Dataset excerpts
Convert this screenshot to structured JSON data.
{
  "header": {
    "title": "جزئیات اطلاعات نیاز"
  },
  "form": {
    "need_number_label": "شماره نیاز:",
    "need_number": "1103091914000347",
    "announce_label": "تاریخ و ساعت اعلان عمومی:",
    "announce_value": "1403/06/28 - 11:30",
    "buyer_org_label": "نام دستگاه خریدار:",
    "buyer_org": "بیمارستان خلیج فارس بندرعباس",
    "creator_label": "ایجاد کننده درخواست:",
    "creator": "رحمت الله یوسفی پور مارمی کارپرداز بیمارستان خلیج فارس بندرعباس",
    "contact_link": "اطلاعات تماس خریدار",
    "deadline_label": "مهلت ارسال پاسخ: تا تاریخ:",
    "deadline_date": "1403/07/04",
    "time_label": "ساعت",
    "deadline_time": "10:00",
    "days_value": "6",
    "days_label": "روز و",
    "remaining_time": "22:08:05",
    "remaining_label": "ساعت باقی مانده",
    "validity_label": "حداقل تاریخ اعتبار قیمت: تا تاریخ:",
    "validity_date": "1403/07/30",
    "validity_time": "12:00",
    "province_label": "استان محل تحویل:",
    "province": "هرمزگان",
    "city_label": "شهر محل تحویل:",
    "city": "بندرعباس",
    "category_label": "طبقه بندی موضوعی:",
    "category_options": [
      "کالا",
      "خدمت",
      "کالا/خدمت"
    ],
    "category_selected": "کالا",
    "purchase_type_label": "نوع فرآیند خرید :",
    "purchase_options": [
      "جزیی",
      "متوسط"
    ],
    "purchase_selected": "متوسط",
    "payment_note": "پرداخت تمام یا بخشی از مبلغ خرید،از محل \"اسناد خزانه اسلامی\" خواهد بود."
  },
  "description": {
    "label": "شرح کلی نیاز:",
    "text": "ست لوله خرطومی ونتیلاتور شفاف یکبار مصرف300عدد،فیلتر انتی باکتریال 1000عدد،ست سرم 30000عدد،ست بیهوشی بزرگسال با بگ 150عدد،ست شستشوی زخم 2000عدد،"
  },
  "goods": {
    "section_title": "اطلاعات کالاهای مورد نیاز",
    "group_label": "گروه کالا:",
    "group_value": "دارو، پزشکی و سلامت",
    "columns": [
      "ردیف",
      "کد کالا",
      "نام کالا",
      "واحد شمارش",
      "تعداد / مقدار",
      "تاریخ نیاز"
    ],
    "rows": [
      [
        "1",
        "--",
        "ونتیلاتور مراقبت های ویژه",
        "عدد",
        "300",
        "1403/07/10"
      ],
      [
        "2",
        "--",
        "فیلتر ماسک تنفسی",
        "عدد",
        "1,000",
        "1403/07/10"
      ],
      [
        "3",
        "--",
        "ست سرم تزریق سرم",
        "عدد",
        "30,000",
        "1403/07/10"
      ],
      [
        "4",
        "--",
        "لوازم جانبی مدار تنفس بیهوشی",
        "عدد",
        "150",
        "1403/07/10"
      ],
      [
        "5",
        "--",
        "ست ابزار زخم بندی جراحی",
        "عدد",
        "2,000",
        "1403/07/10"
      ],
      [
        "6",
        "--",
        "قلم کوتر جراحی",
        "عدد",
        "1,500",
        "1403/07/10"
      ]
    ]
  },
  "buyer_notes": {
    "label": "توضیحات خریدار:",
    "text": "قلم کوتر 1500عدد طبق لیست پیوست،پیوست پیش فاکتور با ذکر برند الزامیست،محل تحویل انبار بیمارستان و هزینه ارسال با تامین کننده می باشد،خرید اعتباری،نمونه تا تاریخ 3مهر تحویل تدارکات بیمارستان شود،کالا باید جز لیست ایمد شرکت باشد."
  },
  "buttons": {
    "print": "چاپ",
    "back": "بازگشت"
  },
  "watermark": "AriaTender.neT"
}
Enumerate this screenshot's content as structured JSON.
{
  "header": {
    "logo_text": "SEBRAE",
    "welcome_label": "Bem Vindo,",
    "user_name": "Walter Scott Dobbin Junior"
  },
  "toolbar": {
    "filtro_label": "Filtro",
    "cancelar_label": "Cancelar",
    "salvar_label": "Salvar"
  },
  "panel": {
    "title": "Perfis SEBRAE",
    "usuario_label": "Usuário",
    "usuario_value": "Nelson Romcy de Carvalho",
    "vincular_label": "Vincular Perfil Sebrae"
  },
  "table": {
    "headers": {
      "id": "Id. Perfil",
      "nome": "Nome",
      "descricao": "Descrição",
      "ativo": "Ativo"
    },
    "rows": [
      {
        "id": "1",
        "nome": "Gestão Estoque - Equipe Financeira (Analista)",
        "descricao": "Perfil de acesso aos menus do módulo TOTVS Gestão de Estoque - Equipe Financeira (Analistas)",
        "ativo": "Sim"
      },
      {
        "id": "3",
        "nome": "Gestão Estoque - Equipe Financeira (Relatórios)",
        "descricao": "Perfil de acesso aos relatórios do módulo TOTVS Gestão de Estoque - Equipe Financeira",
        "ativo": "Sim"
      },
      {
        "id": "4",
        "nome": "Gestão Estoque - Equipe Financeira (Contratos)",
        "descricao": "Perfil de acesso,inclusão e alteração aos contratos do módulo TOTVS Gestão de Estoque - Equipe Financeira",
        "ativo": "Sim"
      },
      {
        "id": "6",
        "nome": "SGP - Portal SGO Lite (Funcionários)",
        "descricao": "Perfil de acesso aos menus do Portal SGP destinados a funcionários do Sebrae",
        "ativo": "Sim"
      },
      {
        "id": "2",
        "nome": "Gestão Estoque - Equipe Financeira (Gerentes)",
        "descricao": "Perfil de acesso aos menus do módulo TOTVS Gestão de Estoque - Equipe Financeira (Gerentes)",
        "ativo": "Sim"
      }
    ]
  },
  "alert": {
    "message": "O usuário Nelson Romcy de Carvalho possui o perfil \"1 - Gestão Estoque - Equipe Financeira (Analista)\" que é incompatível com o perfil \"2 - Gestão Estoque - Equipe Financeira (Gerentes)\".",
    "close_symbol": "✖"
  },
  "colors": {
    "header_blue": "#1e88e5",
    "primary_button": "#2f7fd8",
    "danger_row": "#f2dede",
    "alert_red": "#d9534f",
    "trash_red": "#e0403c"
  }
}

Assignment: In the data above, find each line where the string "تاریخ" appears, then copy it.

Response below:
    "announce_label": "تاریخ و ساعت اعلان عمومی:",
    "deadline_label": "مهلت ارسال پاسخ: تا تاریخ:",
    "validity_label": "حداقل تاریخ اعتبار قیمت: تا تاریخ:",
      "تاریخ نیاز"
    "text": "قلم کوتر 1500عدد طبق لیست پیوست،پیوست پیش فاکتور با ذکر برند الزامیست،محل تحویل انبار بیمارستان و هزینه ارسال با تامین کننده می باشد،خرید اعتباری،نمونه تا تاریخ 3مهر تحویل تدارکات بیمارستان شود،کالا باید جز لیست ایمد شرکت باشد."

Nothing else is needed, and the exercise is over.